(Saved entries)

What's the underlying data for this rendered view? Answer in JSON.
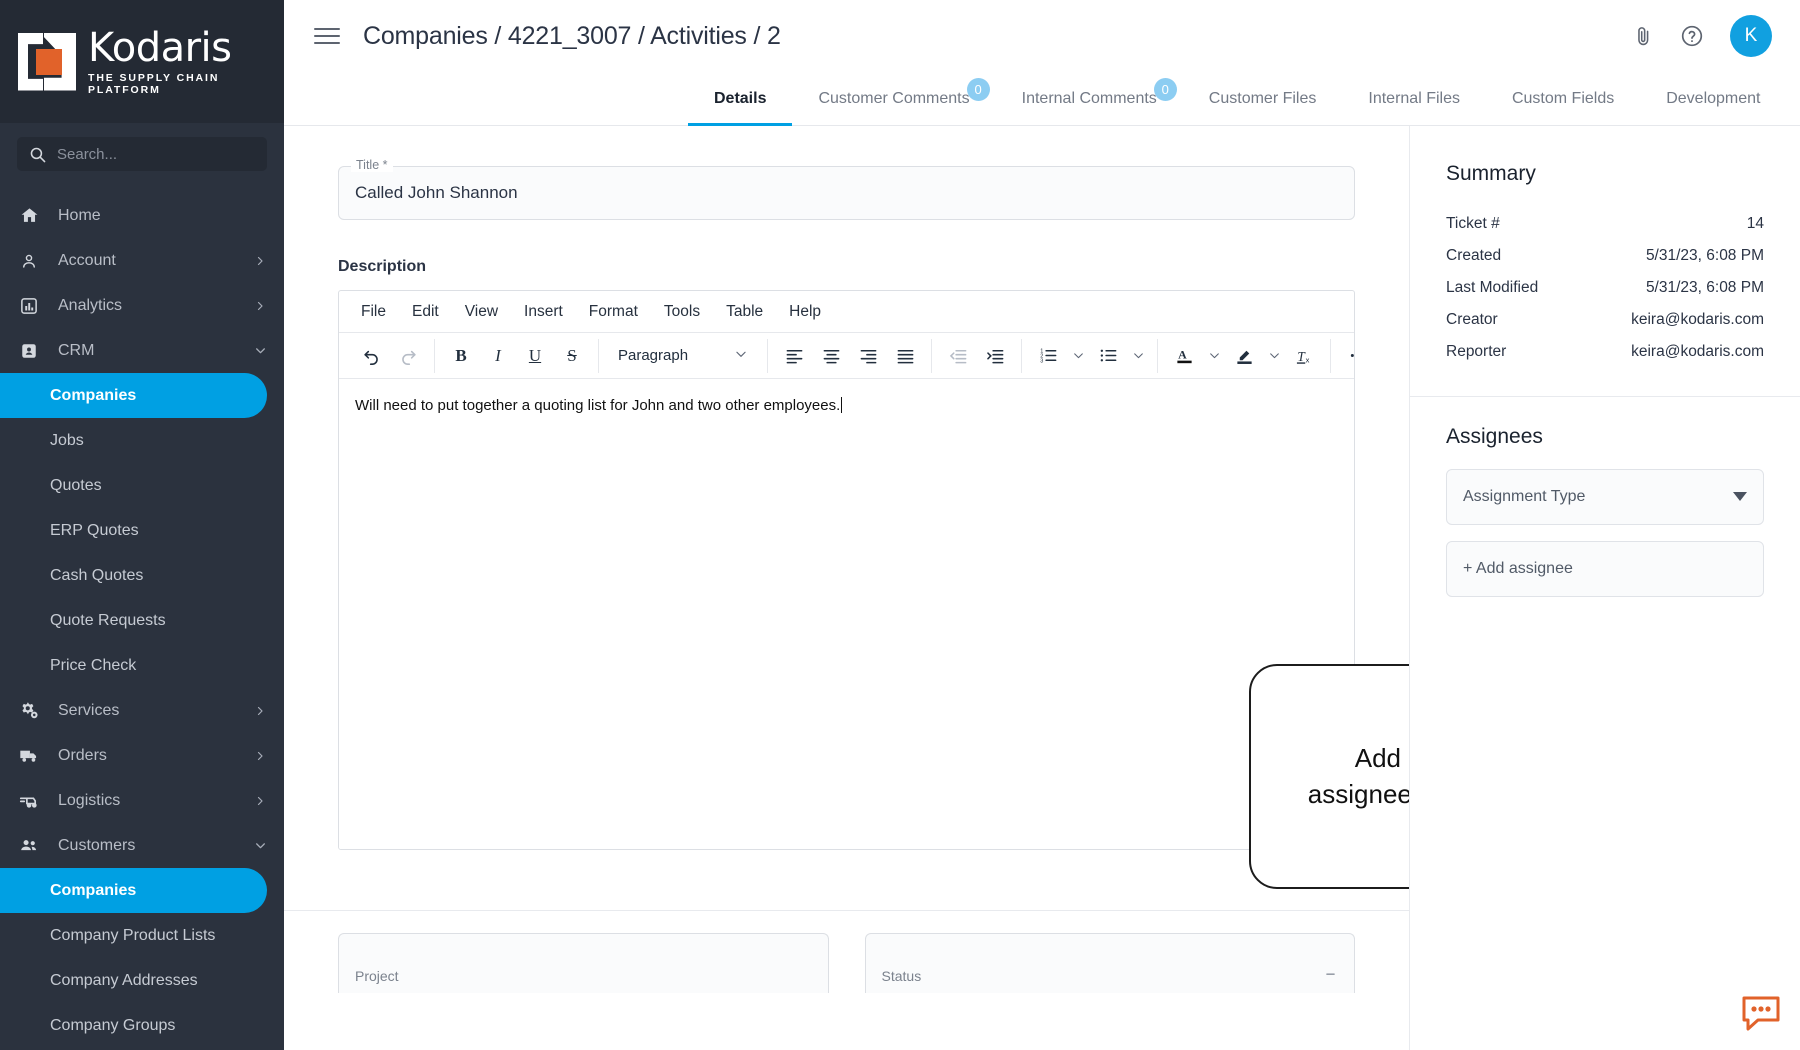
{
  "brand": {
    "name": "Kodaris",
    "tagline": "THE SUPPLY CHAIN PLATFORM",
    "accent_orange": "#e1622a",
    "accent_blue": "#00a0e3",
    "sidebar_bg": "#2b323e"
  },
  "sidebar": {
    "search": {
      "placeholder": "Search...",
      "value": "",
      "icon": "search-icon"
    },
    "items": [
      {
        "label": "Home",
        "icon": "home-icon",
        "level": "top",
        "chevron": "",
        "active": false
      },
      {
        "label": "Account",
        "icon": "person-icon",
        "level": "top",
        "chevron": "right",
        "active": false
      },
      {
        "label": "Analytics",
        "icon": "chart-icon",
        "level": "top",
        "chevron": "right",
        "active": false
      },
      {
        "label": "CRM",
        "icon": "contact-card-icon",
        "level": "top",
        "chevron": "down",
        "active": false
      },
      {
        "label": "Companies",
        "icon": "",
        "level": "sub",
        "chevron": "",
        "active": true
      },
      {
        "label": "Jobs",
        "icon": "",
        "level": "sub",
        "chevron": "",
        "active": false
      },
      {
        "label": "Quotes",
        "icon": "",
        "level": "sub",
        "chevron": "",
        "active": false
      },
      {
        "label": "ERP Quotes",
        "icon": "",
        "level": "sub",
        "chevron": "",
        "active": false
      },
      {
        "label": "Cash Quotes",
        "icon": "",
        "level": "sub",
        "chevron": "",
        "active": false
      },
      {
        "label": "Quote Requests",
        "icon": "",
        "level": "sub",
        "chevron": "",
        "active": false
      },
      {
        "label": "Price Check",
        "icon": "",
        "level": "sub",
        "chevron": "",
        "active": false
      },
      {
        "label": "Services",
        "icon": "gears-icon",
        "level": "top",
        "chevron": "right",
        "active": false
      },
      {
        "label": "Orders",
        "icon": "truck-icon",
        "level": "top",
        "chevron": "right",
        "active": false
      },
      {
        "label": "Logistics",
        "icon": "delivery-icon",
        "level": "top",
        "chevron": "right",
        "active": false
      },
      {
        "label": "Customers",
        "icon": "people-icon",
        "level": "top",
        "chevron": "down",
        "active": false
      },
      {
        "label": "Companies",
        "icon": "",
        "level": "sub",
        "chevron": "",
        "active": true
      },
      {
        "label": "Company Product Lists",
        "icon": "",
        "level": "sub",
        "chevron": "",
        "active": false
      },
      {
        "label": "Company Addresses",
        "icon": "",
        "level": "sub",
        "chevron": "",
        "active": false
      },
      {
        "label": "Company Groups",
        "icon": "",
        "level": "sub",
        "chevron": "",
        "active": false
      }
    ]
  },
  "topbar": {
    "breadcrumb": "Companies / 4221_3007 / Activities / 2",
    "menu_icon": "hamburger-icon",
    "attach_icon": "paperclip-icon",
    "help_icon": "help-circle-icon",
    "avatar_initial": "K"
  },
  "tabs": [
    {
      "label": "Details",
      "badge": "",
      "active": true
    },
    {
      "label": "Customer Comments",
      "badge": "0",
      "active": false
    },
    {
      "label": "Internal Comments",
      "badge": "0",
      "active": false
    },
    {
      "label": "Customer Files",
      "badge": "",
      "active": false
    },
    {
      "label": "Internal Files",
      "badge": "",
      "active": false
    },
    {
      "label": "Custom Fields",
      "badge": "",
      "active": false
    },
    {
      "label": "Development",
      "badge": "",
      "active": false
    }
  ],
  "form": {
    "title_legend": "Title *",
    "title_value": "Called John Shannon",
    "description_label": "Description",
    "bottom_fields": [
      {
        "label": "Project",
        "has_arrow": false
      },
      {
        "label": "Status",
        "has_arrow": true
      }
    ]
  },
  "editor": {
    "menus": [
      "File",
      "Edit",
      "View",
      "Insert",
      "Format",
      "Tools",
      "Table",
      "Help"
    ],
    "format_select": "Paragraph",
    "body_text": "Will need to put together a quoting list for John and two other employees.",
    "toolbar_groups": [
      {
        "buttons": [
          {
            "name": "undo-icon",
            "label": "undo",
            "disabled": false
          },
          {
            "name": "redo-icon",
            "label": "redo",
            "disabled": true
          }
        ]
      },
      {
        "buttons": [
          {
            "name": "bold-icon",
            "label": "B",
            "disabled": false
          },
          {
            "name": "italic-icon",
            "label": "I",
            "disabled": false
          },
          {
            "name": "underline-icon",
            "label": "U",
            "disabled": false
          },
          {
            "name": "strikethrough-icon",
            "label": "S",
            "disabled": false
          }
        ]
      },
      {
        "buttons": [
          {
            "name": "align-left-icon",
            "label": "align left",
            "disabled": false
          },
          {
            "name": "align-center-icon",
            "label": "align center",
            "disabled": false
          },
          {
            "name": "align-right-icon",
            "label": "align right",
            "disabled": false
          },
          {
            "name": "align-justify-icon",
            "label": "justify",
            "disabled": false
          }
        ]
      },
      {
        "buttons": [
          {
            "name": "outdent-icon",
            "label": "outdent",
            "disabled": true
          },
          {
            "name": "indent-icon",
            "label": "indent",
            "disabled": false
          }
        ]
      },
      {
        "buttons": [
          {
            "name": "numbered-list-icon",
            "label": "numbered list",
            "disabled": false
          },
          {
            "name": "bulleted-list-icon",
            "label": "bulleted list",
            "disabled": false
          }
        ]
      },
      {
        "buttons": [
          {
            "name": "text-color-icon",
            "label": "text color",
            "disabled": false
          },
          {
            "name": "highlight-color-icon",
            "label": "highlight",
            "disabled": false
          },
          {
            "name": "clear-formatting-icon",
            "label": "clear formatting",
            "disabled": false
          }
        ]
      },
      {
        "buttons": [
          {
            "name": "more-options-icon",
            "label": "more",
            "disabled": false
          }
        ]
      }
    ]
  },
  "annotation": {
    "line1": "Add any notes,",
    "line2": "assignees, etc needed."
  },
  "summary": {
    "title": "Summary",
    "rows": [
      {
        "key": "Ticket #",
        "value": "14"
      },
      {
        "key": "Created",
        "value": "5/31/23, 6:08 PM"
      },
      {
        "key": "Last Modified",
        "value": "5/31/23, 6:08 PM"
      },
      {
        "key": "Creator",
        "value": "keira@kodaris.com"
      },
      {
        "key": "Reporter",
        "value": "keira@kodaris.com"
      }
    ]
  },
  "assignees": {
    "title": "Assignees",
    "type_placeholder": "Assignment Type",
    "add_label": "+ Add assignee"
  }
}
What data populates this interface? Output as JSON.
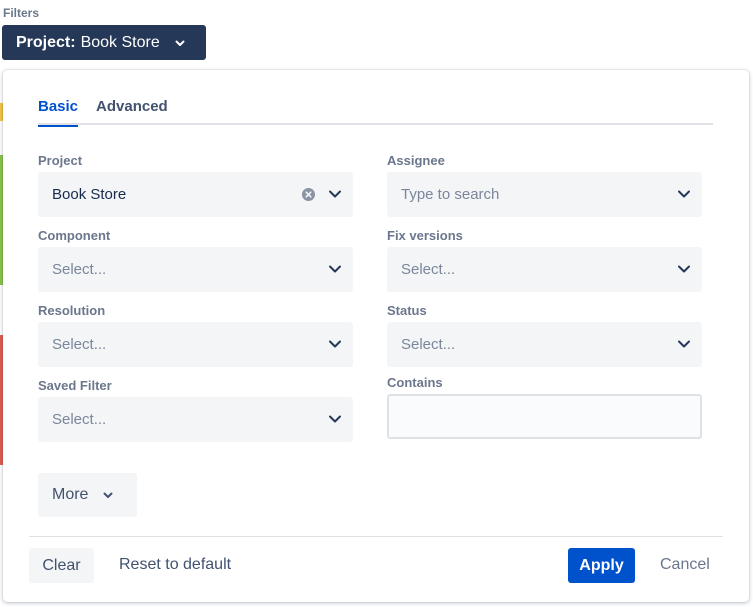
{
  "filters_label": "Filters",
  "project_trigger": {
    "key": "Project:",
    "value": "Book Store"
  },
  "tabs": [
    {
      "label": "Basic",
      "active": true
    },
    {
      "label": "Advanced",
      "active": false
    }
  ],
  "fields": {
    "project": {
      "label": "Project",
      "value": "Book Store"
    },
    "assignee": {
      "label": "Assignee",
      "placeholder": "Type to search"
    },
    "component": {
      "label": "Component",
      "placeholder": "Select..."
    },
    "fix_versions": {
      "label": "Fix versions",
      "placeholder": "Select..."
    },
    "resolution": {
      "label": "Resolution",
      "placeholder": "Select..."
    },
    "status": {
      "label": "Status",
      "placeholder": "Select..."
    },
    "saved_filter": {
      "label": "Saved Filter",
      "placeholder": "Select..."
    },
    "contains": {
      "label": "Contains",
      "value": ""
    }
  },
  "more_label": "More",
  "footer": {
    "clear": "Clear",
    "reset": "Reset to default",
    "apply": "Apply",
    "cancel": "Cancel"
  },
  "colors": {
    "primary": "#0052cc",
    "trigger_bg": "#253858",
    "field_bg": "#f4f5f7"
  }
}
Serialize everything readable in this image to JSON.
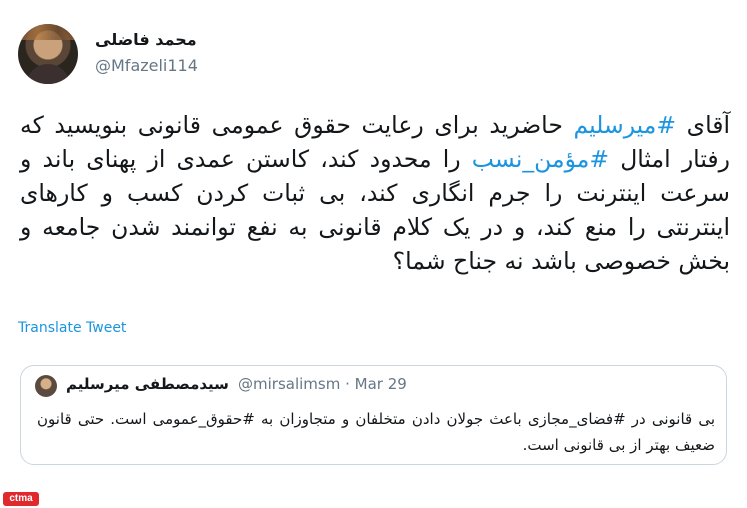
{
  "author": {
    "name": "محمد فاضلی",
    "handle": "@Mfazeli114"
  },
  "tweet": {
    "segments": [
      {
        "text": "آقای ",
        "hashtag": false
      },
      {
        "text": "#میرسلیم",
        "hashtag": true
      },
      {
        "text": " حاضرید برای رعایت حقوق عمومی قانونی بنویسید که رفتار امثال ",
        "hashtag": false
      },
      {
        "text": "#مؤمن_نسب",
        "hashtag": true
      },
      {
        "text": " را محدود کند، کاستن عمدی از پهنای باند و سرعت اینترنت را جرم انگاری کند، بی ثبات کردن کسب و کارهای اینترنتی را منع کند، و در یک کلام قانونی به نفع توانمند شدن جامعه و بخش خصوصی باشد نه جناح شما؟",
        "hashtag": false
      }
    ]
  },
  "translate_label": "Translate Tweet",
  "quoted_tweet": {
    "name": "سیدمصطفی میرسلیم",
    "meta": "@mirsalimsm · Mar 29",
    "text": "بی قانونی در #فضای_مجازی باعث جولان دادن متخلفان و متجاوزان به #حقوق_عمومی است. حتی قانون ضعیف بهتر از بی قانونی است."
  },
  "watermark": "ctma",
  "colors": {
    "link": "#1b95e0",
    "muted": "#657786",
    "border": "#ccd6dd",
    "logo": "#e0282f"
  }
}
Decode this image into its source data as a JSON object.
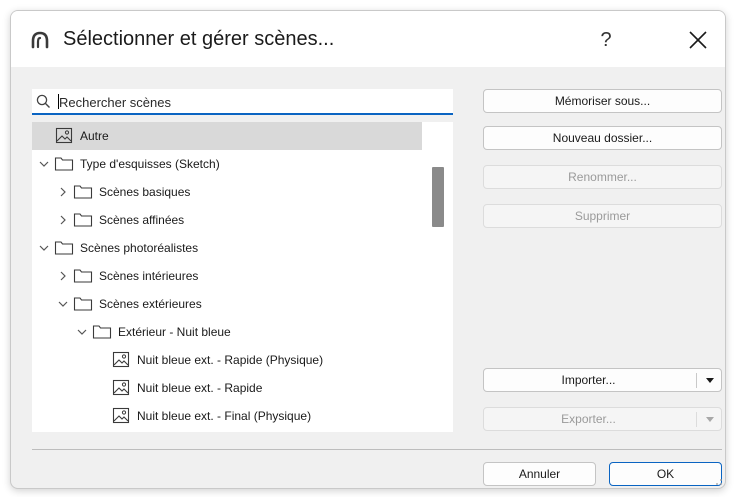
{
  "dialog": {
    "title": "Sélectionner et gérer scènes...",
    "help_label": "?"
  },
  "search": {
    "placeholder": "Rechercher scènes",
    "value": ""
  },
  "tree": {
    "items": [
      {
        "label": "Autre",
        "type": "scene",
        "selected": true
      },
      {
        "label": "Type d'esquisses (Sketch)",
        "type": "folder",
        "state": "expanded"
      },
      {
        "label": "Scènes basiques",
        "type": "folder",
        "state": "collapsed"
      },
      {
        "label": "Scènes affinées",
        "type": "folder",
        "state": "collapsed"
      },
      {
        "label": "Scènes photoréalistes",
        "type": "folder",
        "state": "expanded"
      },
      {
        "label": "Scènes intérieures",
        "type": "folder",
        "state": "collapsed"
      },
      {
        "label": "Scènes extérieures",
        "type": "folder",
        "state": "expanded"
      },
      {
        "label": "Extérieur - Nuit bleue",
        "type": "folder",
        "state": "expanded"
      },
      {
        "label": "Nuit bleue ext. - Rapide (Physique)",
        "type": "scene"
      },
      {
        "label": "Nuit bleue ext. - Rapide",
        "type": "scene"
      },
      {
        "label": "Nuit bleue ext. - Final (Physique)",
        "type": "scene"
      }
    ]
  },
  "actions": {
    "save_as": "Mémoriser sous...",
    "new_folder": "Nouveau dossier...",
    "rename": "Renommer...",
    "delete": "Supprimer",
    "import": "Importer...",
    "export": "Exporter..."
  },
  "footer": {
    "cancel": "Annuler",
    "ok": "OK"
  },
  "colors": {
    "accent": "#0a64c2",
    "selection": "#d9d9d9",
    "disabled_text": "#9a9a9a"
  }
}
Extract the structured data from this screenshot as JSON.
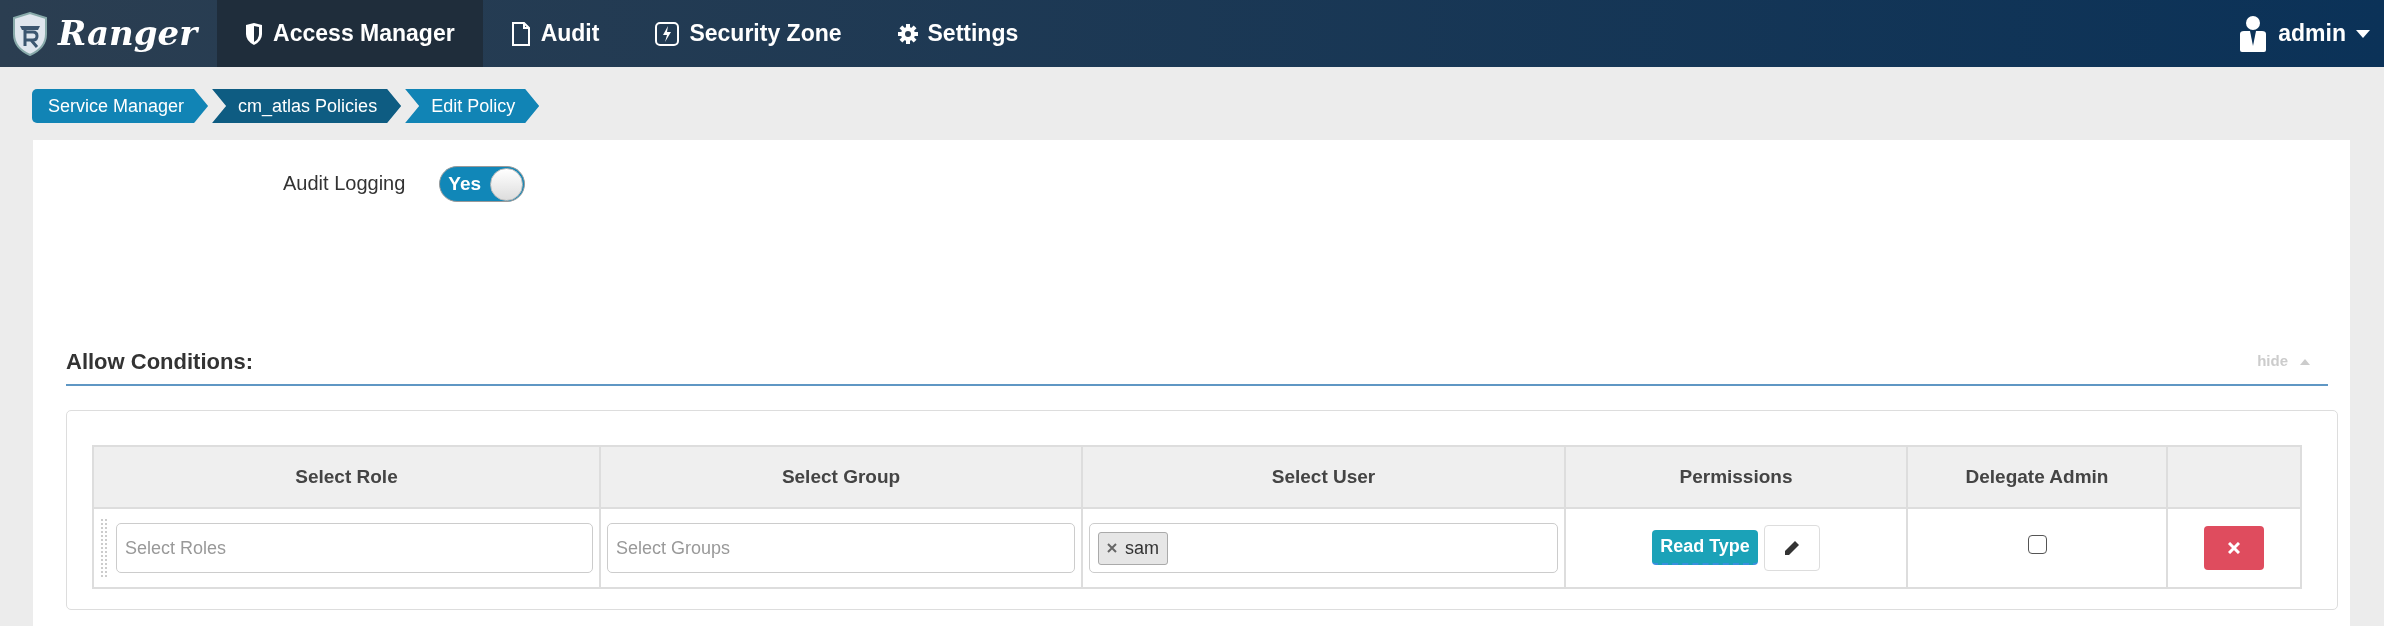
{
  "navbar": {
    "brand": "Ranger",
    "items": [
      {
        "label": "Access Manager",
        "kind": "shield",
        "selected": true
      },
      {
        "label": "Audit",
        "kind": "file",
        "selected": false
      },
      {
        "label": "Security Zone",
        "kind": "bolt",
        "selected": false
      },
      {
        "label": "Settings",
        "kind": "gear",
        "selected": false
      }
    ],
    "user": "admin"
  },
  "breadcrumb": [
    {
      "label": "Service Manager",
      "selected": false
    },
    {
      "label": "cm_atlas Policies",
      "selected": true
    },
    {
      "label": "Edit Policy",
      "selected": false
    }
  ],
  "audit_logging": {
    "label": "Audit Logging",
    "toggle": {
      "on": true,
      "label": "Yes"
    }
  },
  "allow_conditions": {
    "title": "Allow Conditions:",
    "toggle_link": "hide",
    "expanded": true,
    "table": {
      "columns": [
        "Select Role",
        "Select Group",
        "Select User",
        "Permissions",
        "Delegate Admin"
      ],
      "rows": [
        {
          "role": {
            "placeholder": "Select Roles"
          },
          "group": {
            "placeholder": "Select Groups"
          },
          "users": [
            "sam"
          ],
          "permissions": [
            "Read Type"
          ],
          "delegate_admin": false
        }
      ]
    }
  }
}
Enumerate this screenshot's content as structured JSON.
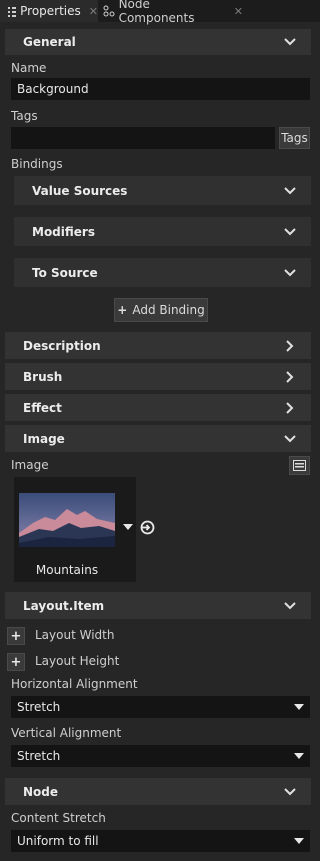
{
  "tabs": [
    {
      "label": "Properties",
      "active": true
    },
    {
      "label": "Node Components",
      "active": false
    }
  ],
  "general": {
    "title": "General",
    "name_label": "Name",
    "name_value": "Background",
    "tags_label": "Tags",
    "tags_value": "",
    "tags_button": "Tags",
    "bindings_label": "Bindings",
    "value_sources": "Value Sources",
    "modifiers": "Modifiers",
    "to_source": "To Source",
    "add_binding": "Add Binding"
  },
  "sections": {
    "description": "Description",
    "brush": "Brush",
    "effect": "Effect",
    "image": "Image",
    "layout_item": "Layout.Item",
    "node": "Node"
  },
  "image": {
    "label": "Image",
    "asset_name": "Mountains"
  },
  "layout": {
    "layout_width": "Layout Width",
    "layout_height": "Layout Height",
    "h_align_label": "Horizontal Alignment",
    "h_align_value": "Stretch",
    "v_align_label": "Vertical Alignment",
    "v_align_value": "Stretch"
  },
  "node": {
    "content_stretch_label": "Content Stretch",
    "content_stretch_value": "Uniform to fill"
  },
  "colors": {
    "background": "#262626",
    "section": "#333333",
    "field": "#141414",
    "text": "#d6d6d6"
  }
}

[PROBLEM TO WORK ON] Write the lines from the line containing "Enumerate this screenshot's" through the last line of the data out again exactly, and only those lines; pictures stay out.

[COMPLETED TASK]
Enumerate this screenshot's content as structured JSON.
{
  "tabs": [
    {
      "label": "Properties",
      "active": true
    },
    {
      "label": "Node Components",
      "active": false
    }
  ],
  "general": {
    "title": "General",
    "name_label": "Name",
    "name_value": "Background",
    "tags_label": "Tags",
    "tags_value": "",
    "tags_button": "Tags",
    "bindings_label": "Bindings",
    "value_sources": "Value Sources",
    "modifiers": "Modifiers",
    "to_source": "To Source",
    "add_binding": "Add Binding"
  },
  "sections": {
    "description": "Description",
    "brush": "Brush",
    "effect": "Effect",
    "image": "Image",
    "layout_item": "Layout.Item",
    "node": "Node"
  },
  "image": {
    "label": "Image",
    "asset_name": "Mountains"
  },
  "layout": {
    "layout_width": "Layout Width",
    "layout_height": "Layout Height",
    "h_align_label": "Horizontal Alignment",
    "h_align_value": "Stretch",
    "v_align_label": "Vertical Alignment",
    "v_align_value": "Stretch"
  },
  "node": {
    "content_stretch_label": "Content Stretch",
    "content_stretch_value": "Uniform to fill"
  },
  "colors": {
    "background": "#262626",
    "section": "#333333",
    "field": "#141414",
    "text": "#d6d6d6"
  }
}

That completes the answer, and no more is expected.